Fintechs, fintechs everywhere

James Daniels
James Daniels

Exciting new fintechs were unavoidable. This is a reflection of India’s fintech market, which is one of the fastest growing in the world, set to be worth $31 billion this year.

Demonetization initiatives have helped increase bank penetration. Combine this with a population that loves mobile and a compelling customer experience, the stage is set for India’s fintech revolution. New solutions vary from digital wallets and P2P payments, to loans and billing services. The growth and appetite for innovation is staggering.

Interestingly, this influx of new players has come from India’s tech universities – not the financial world. While brimming with new ideas and tech expertise, some lack nuanced financial services knowledge. This is bringing some challenges.

On top of the need to navigate global industry regulations, India’s government and the Reserve Bank of India (RBI) have defined stringent mandates of their own. It’s important to remember that expertise does not always need to be internal. Partnerships with industry experts means fintechs don’t need to wait to get the knowledge they need. In turn, this frees up resources available to focus on innovation and time to market.

Plotting a path to financial inclusion

Financial inclusion remains a key priority, informing both bank and government strategies. One government initiative gaining traction is the National Common Mobility Card (NCMC) program. The initiative facilitates a seamless consumer experience across payments, transit ticketing and mobility services. Conceived by the Ministry of Housing and Urban Affairs at the Government of India, it aims to offer growing urban populations a seamless, multimodal travel card solution. This complements ongoing payments infrastructure migration to EMV®.

These onboarding efforts are also helping merchants accept new ways to pay too – something vital as digital payments look set to overtake cash by 2022Software-based mobile POS (SoftPOS) solutions were prominent at the event and are increasingly popular among small merchants. These solutions use the NFC functionality of commercial off-the-shelf mobile devices to accept contactless card or mobile payments. This helps merchants to accept digital payments at a low cost and time investment.

All roads lead to open banking

While not an exclusively open banking event, the topic seemed to permeate many of the show’s discussions. As happened in Europe, the undefined role of fintechs and the rising demand for more valuable consumer services is pushing the adoption of open APIs to the top of the agenda.

While some banks are making progress in defining their own APIs, progress is limited. The lack of mandates or standardized requirements is often cited as the source of much of the delay, putting the pressure on banks to ensure the functionality, quality and security of solutions before going live.

Although it’s uncertain how India’s open banking ecosystem will evolve, many are looking to learnings from Europe. Much can be learned from open API standardization efforts such as STET and the Berlin Group. And from these efforts, Indian stakeholders can now rely on innovation tools that are tried and tested.

Real-time, real talk

Closely tied to open banking is the industry-wide push for ‘real-time’ or ‘instant’ payments.
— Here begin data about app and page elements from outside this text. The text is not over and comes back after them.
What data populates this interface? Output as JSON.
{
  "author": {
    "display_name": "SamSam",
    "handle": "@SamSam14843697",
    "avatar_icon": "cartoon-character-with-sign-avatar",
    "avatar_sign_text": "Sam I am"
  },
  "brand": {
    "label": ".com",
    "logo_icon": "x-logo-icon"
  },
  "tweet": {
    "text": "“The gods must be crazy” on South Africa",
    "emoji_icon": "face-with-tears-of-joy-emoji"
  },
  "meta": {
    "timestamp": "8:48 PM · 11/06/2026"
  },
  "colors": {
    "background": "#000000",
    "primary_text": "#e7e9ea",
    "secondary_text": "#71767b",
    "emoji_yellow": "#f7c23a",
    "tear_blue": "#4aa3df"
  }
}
Once seen as separate topics, both are increasingly considered in tandem as part of the fundamental  modernization efforts of banks that are “changing customers’ relationships with their banks and the usage of financial services generally.” In the real-time game, India is already ahead with its Unified Payments Interface (UPI).
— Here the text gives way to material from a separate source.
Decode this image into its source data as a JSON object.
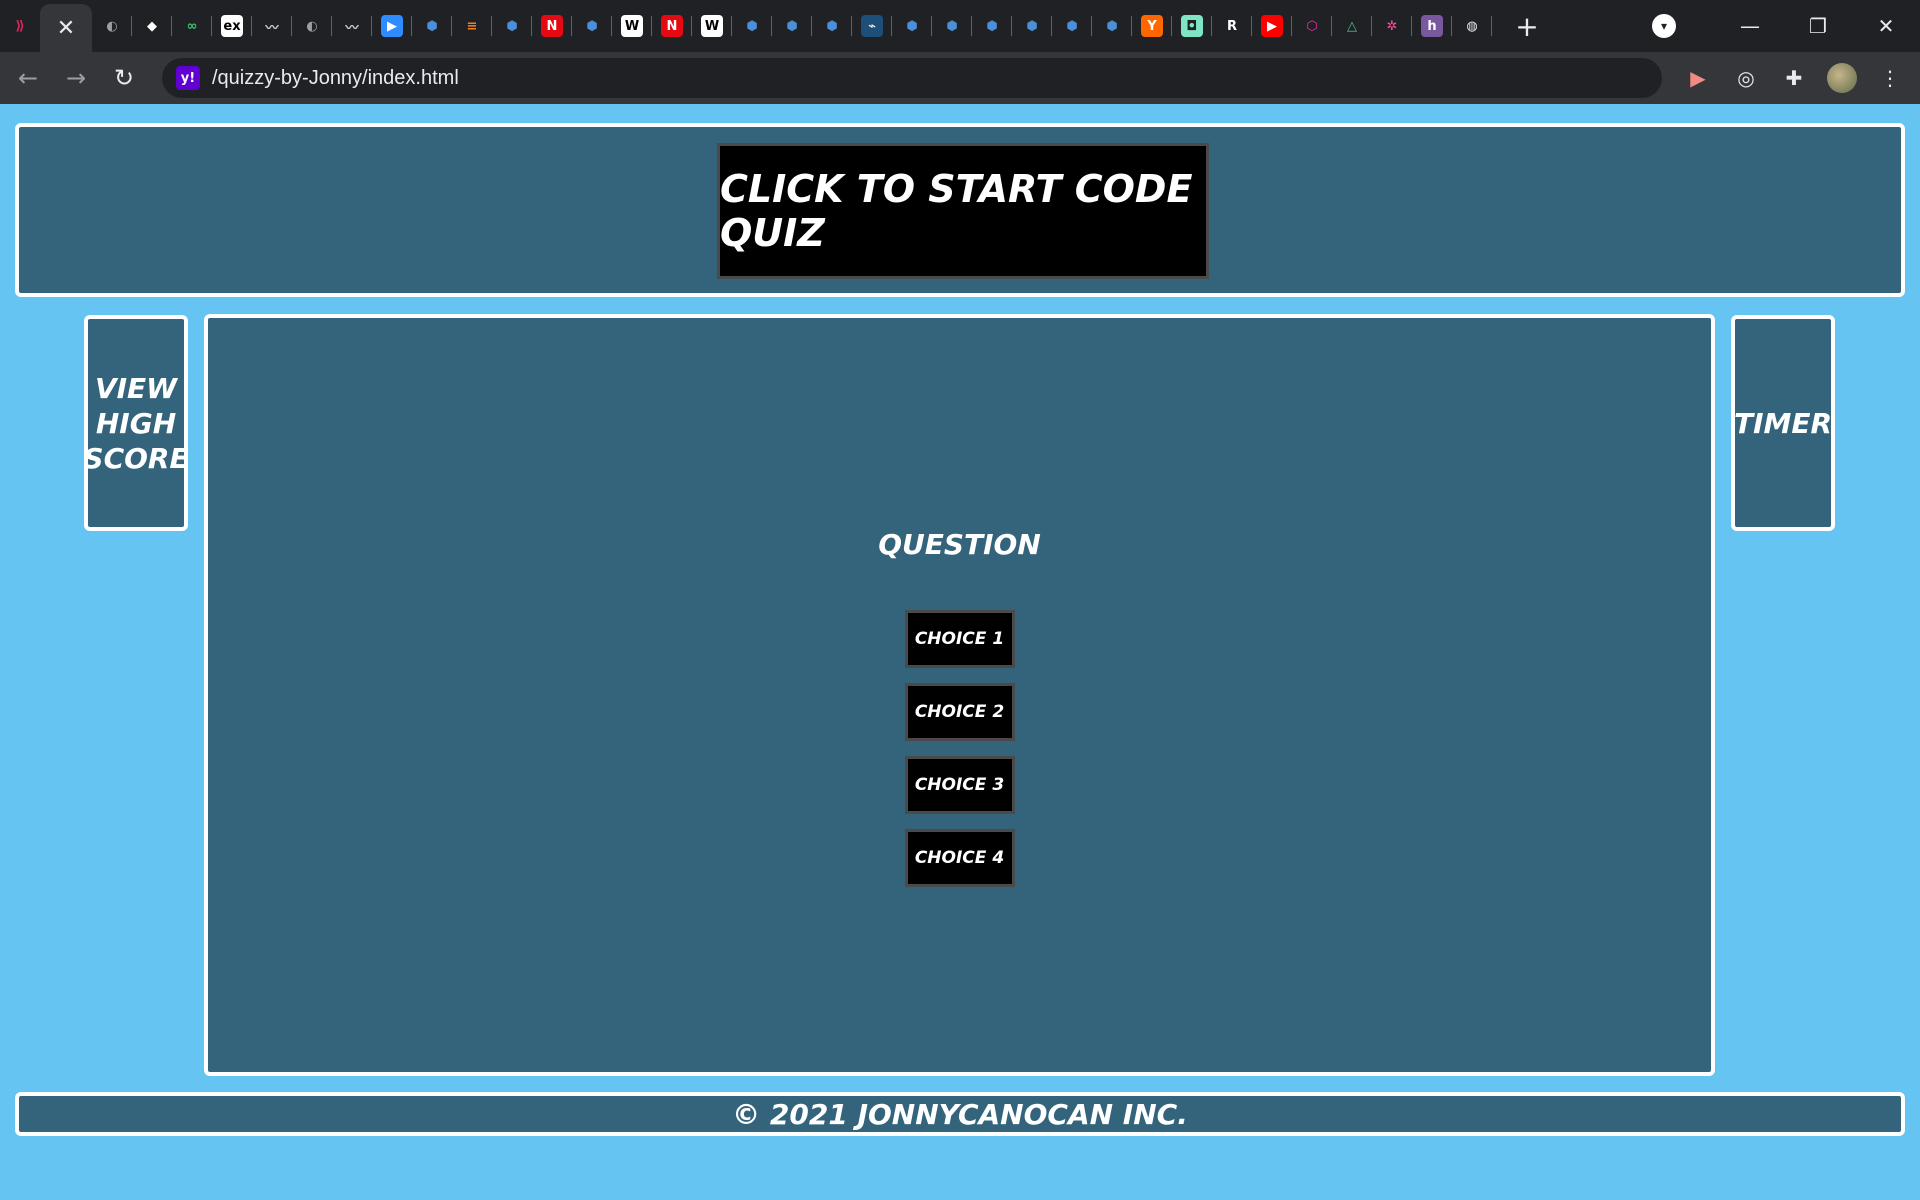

Built on the increasingly pertinent global financial services messaging standards, ISO 20022, UPI is an inter-bank platform that merges various banking services and features, facilitating a variety of ‘real-time’ payment services. And it’s a successful initiative too, with 1.3 billion transactions in February 2020 alone.
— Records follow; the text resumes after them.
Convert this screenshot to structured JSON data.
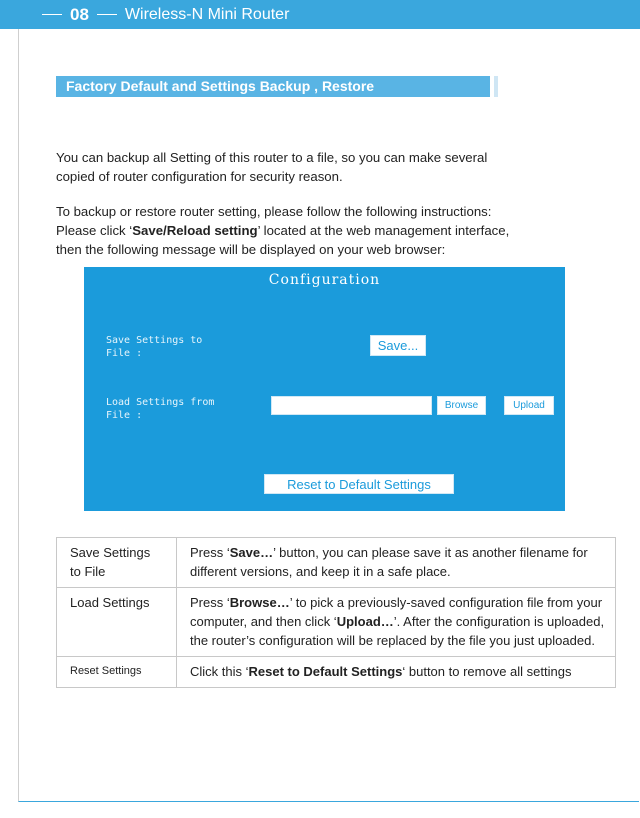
{
  "header": {
    "page_number": "08",
    "title": "Wireless-N Mini Router"
  },
  "section": {
    "title": "Factory Default  and Settings Backup , Restore"
  },
  "intro": {
    "line1": "You can backup all Setting of this router to a file, so you can make several",
    "line2": "copied of router configuration for security reason."
  },
  "instructions": {
    "line1": "To backup or restore router setting, please follow the following instructions:",
    "line2_pre": "Please click ‘",
    "line2_bold": "Save/Reload setting",
    "line2_post": "’ located at the web management interface,",
    "line3": "then the following message will be displayed on your web browser:"
  },
  "config_panel": {
    "title": "Configuration",
    "save_label_1": "Save Settings to",
    "save_label_2": "File :",
    "save_button": "Save...",
    "load_label_1": "Load Settings from",
    "load_label_2": "File :",
    "file_input_value": "",
    "browse_button": "Browse",
    "upload_button": "Upload",
    "reset_button": "Reset to Default Settings",
    "colors": {
      "panel": "#1b9bdb",
      "button_text": "#1b9bdb"
    }
  },
  "table": {
    "rows": [
      {
        "name_1": "Save Settings",
        "name_2": "to File",
        "d_pre": "Press ‘",
        "d_bold": "Save…",
        "d_post": "’ button, you can please save it as another filename for different versions, and keep it in a safe place."
      },
      {
        "name_1": "Load Settings",
        "d_pre": "Press ‘",
        "d_bold": "Browse…",
        "d_mid": "’ to pick a previously-saved configuration file from your computer, and then click ‘",
        "d_bold2": "Upload…",
        "d_post": "’. After the configuration is uploaded, the router’s configuration will be replaced by the file you just uploaded."
      },
      {
        "name_1": "Reset Settings",
        "d_pre": "Click this ‘",
        "d_bold": "Reset to Default Settings",
        "d_post": "‘ button to remove all settings"
      }
    ]
  },
  "colors": {
    "header": "#3aa7dd",
    "section_title_bg": "#59b4e4"
  }
}
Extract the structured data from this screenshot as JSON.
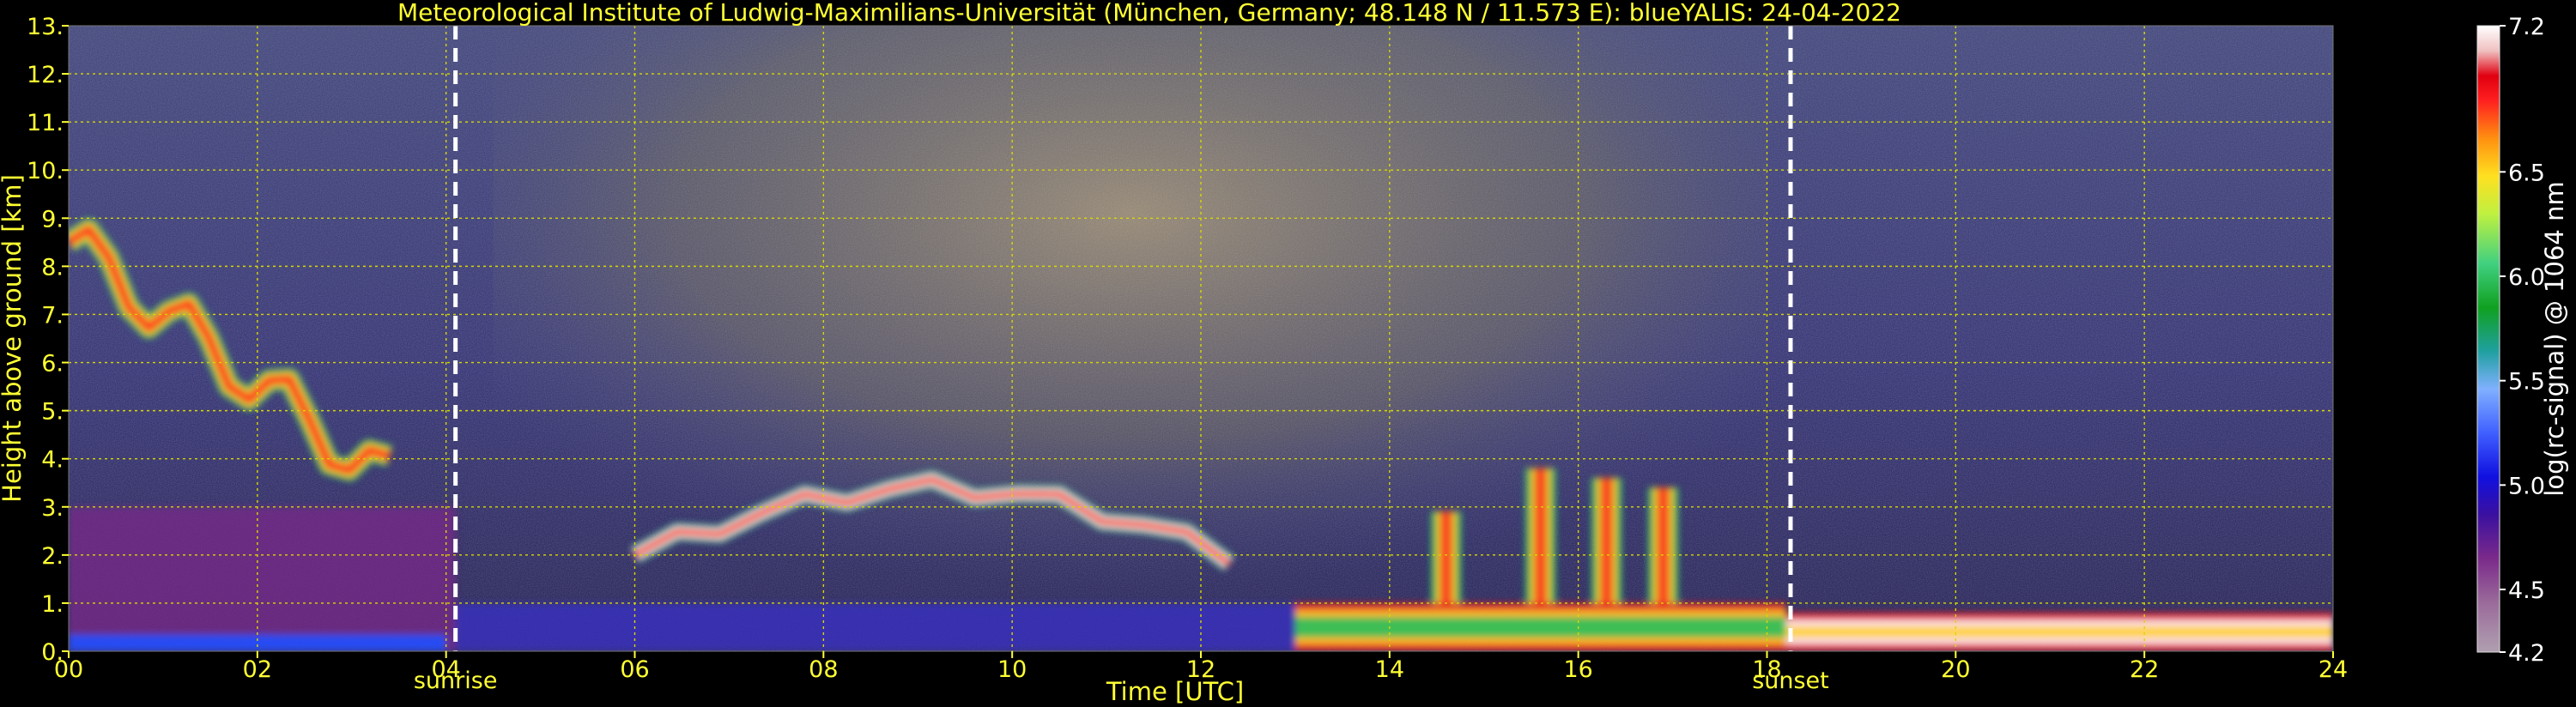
{
  "chart_data": {
    "type": "heatmap",
    "title": "Meteorological Institute of Ludwig-Maximilians-Universität (München, Germany; 48.148 N / 11.573 E):    blueYALIS: 24-04-2022",
    "xlabel": "Time [UTC]",
    "ylabel": "Height above ground [km]",
    "xlim": [
      0,
      24
    ],
    "ylim": [
      0,
      13
    ],
    "x_ticks": [
      0,
      2,
      4,
      6,
      8,
      10,
      12,
      14,
      16,
      18,
      20,
      22,
      24
    ],
    "x_tick_labels": [
      "00",
      "02",
      "04",
      "06",
      "08",
      "10",
      "12",
      "14",
      "16",
      "18",
      "20",
      "22",
      "24"
    ],
    "y_ticks": [
      0,
      1,
      2,
      3,
      4,
      5,
      6,
      7,
      8,
      9,
      10,
      11,
      12,
      13
    ],
    "y_tick_labels": [
      "0.",
      "1.",
      "2.",
      "3.",
      "4.",
      "5.",
      "6.",
      "7.",
      "8.",
      "9.",
      "10.",
      "11.",
      "12.",
      "13."
    ],
    "grid": true,
    "events": [
      {
        "label": "sunrise",
        "time": 4.1
      },
      {
        "label": "sunset",
        "time": 18.25
      }
    ],
    "colorbar": {
      "label": "log(rc-signal) @ 1064 nm",
      "range": [
        4.2,
        7.2
      ],
      "ticks": [
        4.2,
        4.5,
        5.0,
        5.5,
        6.0,
        6.5,
        7.2
      ],
      "tick_labels": [
        "4.2",
        "4.5",
        "5.0",
        "5.5",
        "6.0",
        "6.5",
        "7.2"
      ]
    },
    "features": [
      {
        "name": "elevated cloud layer",
        "t_start": 0,
        "t_end": 3.4,
        "h_low": 3.5,
        "h_high": 8.5
      },
      {
        "name": "aerosol layer",
        "t_start": 6,
        "t_end": 12.3,
        "h_low": 1.8,
        "h_high": 4.0
      },
      {
        "name": "boundary layer",
        "t_start": 13,
        "t_end": 18.2,
        "h_low": 0.0,
        "h_high": 1.0
      },
      {
        "name": "convective plumes",
        "t_start": 14.5,
        "t_end": 17.2,
        "h_low": 1.0,
        "h_high": 3.8
      },
      {
        "name": "nocturnal surface layer",
        "t_start": 18.2,
        "t_end": 24,
        "h_low": 0.0,
        "h_high": 0.8
      }
    ]
  }
}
The combination of a successful ‘real-time’ payments platform with truly open APIs could be phenomenal. So much innovation in payments and financial services is coming out of India. I look forward to seeing how it transforms and leads these initiatives, both domestically and on the global stage.